India asserts that removal of quota is an absolute necessity for the legitimacy of international financial institutions.

india Updated: Oct 03, 2006 15:05 IST

India has demanded a lead role for the United Nations in giving direction to comprehensive reform of the international financial, monetary and trading systems to end their domination by a few rich countries.

"The democratic deficit in the international financial architecture can only be addressed through a fundamental reform of the quota structure," Nirupam Sen, Permanent Representative of India, told the UN General Assembly on Monday.

Describing it as an absolute necessity for the credibility and legitimacy of international financial institutions, he said the UN should encourage further, effective and time-bound steps for the second stage of IMF quota reform without delay.

Voicing concern at the suspension of the Doha Round of trade negotiations, Sen said many developing countries' problems are not because of inadequate liberalisation or corruption but because developed countries set the agenda and went back on their promises, thereby ensuring that the history of trade negotiations would be a history of broken promises.

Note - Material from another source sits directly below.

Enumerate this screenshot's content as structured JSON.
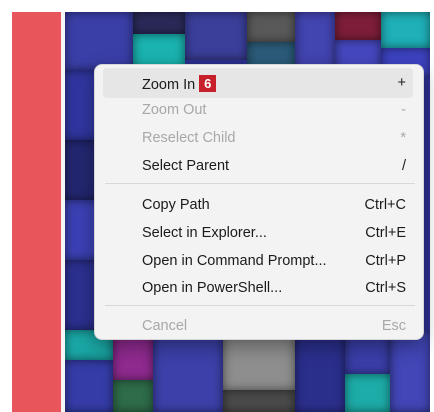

Demonstration of political will by developed countries will be required if negotiations are to be saved. A clear political direction to the World Trade Organisation that was not possible in the 2005 World Summit in spite of broad political support remains necessary.

The primacy of development on the global agenda can only be achieved if the UN takes a lead in setting the international economic agenda. The problem is the reform of the UN system, the reinstatement of the UN-driven and development oriented approach, Sen said.

What is needed is the UN overseeing the international economic agenda and promoting the reform of international economic institutions through a revitalized General Assembly, a strengthened Economic and Social Council and a reformed Security Council, he said.

In the IMF, the rich countries, in fact a single rich country has virtually a veto, Sen said in an obvious reference to the United States, noting that the most powerful country appoints the head of the World Bank and, with Western Europe, shares the top two posts of the IMF.

Unless developing countries managed to change things lock, stock and barrel, the organisation may pass out of their hands and they would end up as irrelevant spectators without any rights.